The UN sounds the alarm on “extrajudicial killings” in Afghanistan
A senior UN human rights official sounded the alarm on Tuesday over “credible allegations” of extrajudicial killings in Afghanistan since the Taliban takeover earlier this year.
“Between August and November, we received credible allegations of over 100 killings of former Afghan national security forces and others associated with the former government, at least 72 of which are attributed to the Taliban,” Nada said. Al-Nashif of the UN. Deputy High Commissioner for Human Rights.
This was after the Taliban declared a general amnesty in Afghanistan after taking control of the capital Kabul on August 15.
The statement comes days after New York-based Human Rights Watch said Taliban forces have carried out revenge attacks since taking control of the war-torn country.
Responding to the report, Abdul Qahar Balkhi, a spokesman for the Taliban administration, said they were “fully determined” to implement the amnesty. According to him, the incidents will be investigated and officials violating the order will be “prosecuted and punished”.

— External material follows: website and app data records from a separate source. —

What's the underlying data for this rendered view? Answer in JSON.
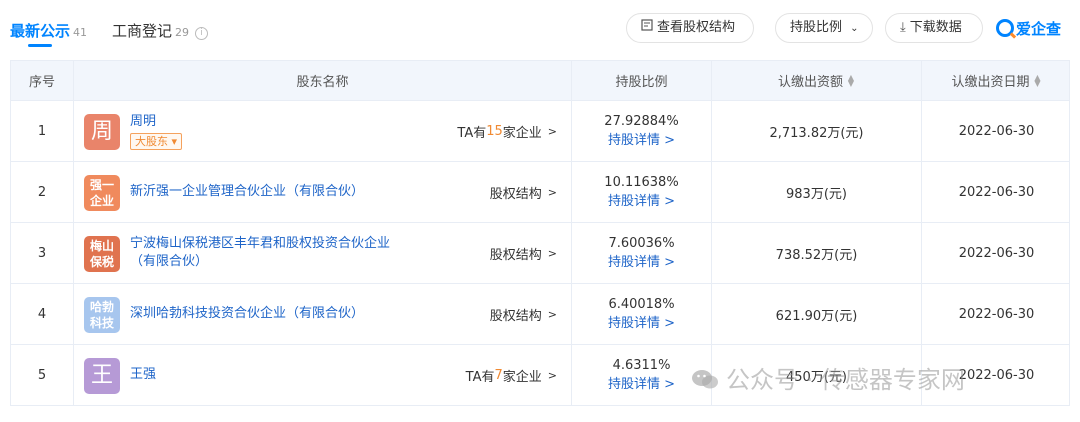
{
  "tabs": [
    {
      "label": "最新公示",
      "count": "41"
    },
    {
      "label": "工商登记",
      "count": "29"
    }
  ],
  "toolbar": {
    "structure_label": "查看股权结构",
    "ratio_label": "持股比例",
    "download_label": "下载数据",
    "brand": "爱企查"
  },
  "headers": {
    "index": "序号",
    "name": "股东名称",
    "ratio": "持股比例",
    "amount": "认缴出资额",
    "date": "认缴出资日期"
  },
  "rows": [
    {
      "index": "1",
      "avatar": "周",
      "avatar_color": "#e9846a",
      "name": "周明",
      "badge": "大股东",
      "link_pre": "TA有",
      "link_hl": "15",
      "link_post": "家企业",
      "ratio": "27.92884%",
      "detail": "持股详情",
      "amount": "2,713.82万(元)",
      "date": "2022-06-30"
    },
    {
      "index": "2",
      "avatar": "强一企业",
      "avatar_color": "#f08a5d",
      "name": "新沂强一企业管理合伙企业（有限合伙）",
      "badge": "",
      "link_pre": "股权结构",
      "link_hl": "",
      "link_post": "",
      "ratio": "10.11638%",
      "detail": "持股详情",
      "amount": "983万(元)",
      "date": "2022-06-30"
    },
    {
      "index": "3",
      "avatar": "梅山保税",
      "avatar_color": "#e0734f",
      "name": "宁波梅山保税港区丰年君和股权投资合伙企业（有限合伙）",
      "badge": "",
      "link_pre": "股权结构",
      "link_hl": "",
      "link_post": "",
      "ratio": "7.60036%",
      "detail": "持股详情",
      "amount": "738.52万(元)",
      "date": "2022-06-30"
    },
    {
      "index": "4",
      "avatar": "哈勃科技",
      "avatar_color": "#a7c6ee",
      "name": "深圳哈勃科技投资合伙企业（有限合伙）",
      "badge": "",
      "link_pre": "股权结构",
      "link_hl": "",
      "link_post": "",
      "ratio": "6.40018%",
      "detail": "持股详情",
      "amount": "621.90万(元)",
      "date": "2022-06-30"
    },
    {
      "index": "5",
      "avatar": "王",
      "avatar_color": "#b69ad6",
      "name": "王强",
      "badge": "",
      "link_pre": "TA有",
      "link_hl": "7",
      "link_post": "家企业",
      "ratio": "4.6311%",
      "detail": "持股详情",
      "amount": "450万(元)",
      "date": "2022-06-30"
    }
  ],
  "watermark": "公众号 · 传感器专家网"
}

Al-Nashif also briefed the UN rights office on the humanitarian situation in Afghanistan, claiming that “economic life is largely paralyzed with the collapse of the banking system and a severe liquidity crisis.”
She said the Taliban takeover “has brought a difficult end to the fighting against government forces in the country, but the current situation leaves the population with little human rights protection.”
Women and girls face great uncertainty about the rights to education, livelihoods and participation, she added.
The UN official said the decree on women’s rights issued by the interim government on December 3 “represents an important signal but leaves many questions unanswered.”
“For example, it does not specify a minimum age for marriage, nor does it refer to the broader rights of women and girls to education, work, freedom of movement or to participate in public life. .
The Taliban have banned forced marriage in Afghanistan, saying women should not be considered “property” and must consent to marriage.